→ Work to complete:
Repeat the data below exactly, dropping any pictures it holds.

→ Entries from a dataset of interfaces:
:::

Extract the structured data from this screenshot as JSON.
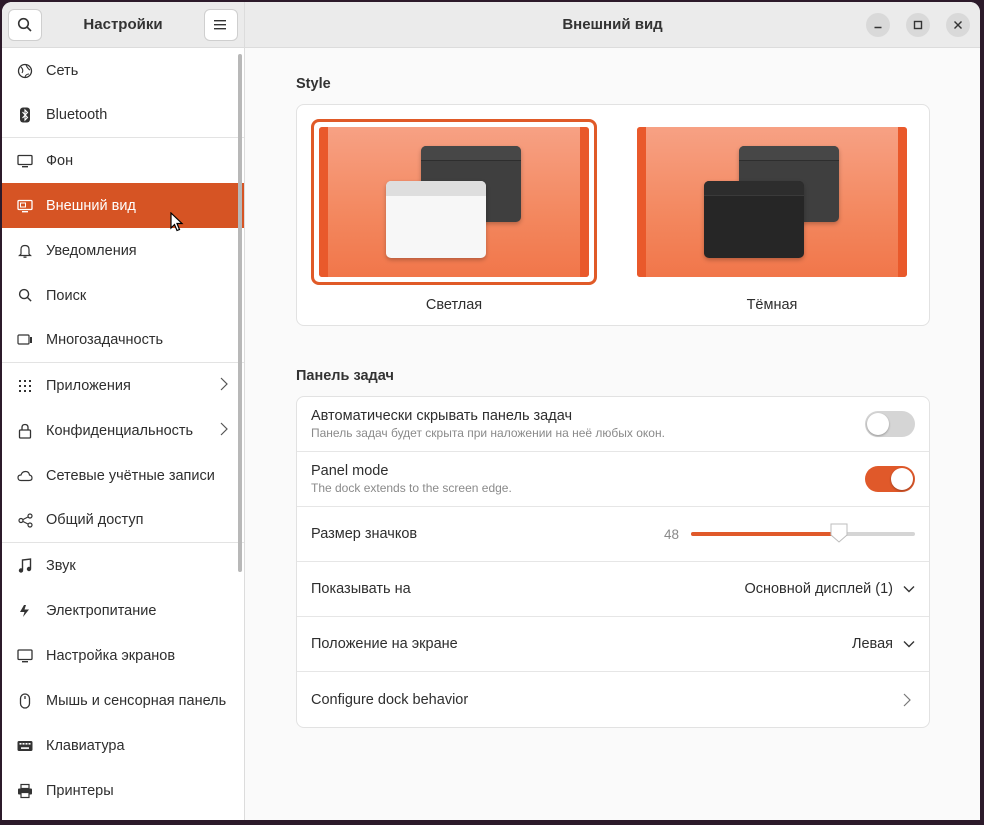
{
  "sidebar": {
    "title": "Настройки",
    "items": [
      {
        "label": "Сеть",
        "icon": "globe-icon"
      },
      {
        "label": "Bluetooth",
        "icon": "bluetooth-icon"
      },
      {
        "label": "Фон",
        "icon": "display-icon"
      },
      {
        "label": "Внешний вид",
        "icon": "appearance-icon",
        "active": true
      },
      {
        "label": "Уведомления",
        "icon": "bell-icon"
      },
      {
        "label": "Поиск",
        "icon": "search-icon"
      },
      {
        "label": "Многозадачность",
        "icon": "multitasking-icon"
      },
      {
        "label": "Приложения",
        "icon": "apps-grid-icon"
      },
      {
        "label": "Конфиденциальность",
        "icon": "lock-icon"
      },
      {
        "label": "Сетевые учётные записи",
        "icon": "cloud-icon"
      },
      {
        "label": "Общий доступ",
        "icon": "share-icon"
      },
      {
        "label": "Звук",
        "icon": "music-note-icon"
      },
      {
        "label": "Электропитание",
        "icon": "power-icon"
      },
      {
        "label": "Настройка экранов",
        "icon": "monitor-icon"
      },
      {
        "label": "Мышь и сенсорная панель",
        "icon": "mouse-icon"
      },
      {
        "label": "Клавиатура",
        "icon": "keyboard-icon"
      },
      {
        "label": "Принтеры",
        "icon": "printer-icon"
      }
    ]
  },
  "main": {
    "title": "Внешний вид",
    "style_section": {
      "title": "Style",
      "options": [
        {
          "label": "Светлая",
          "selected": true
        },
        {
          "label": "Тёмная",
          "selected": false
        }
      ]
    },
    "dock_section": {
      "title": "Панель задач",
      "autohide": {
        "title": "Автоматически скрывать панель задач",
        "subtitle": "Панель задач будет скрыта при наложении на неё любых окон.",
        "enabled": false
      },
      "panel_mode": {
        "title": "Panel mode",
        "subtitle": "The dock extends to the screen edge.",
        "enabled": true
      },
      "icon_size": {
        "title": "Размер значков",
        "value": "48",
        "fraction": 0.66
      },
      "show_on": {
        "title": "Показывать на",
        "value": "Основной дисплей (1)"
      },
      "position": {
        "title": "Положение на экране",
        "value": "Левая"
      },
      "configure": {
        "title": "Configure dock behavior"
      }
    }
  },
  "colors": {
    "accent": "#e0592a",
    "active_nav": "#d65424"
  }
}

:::

→ Answer to this problem:
Extract the structured data from this screenshot as JSON.
{
  "sidebar": {
    "title": "Настройки",
    "items": [
      {
        "label": "Сеть",
        "icon": "globe-icon"
      },
      {
        "label": "Bluetooth",
        "icon": "bluetooth-icon"
      },
      {
        "label": "Фон",
        "icon": "display-icon"
      },
      {
        "label": "Внешний вид",
        "icon": "appearance-icon",
        "active": true
      },
      {
        "label": "Уведомления",
        "icon": "bell-icon"
      },
      {
        "label": "Поиск",
        "icon": "search-icon"
      },
      {
        "label": "Многозадачность",
        "icon": "multitasking-icon"
      },
      {
        "label": "Приложения",
        "icon": "apps-grid-icon"
      },
      {
        "label": "Конфиденциальность",
        "icon": "lock-icon"
      },
      {
        "label": "Сетевые учётные записи",
        "icon": "cloud-icon"
      },
      {
        "label": "Общий доступ",
        "icon": "share-icon"
      },
      {
        "label": "Звук",
        "icon": "music-note-icon"
      },
      {
        "label": "Электропитание",
        "icon": "power-icon"
      },
      {
        "label": "Настройка экранов",
        "icon": "monitor-icon"
      },
      {
        "label": "Мышь и сенсорная панель",
        "icon": "mouse-icon"
      },
      {
        "label": "Клавиатура",
        "icon": "keyboard-icon"
      },
      {
        "label": "Принтеры",
        "icon": "printer-icon"
      }
    ]
  },
  "main": {
    "title": "Внешний вид",
    "style_section": {
      "title": "Style",
      "options": [
        {
          "label": "Светлая",
          "selected": true
        },
        {
          "label": "Тёмная",
          "selected": false
        }
      ]
    },
    "dock_section": {
      "title": "Панель задач",
      "autohide": {
        "title": "Автоматически скрывать панель задач",
        "subtitle": "Панель задач будет скрыта при наложении на неё любых окон.",
        "enabled": false
      },
      "panel_mode": {
        "title": "Panel mode",
        "subtitle": "The dock extends to the screen edge.",
        "enabled": true
      },
      "icon_size": {
        "title": "Размер значков",
        "value": "48",
        "fraction": 0.66
      },
      "show_on": {
        "title": "Показывать на",
        "value": "Основной дисплей (1)"
      },
      "position": {
        "title": "Положение на экране",
        "value": "Левая"
      },
      "configure": {
        "title": "Configure dock behavior"
      }
    }
  },
  "colors": {
    "accent": "#e0592a",
    "active_nav": "#d65424"
  }
}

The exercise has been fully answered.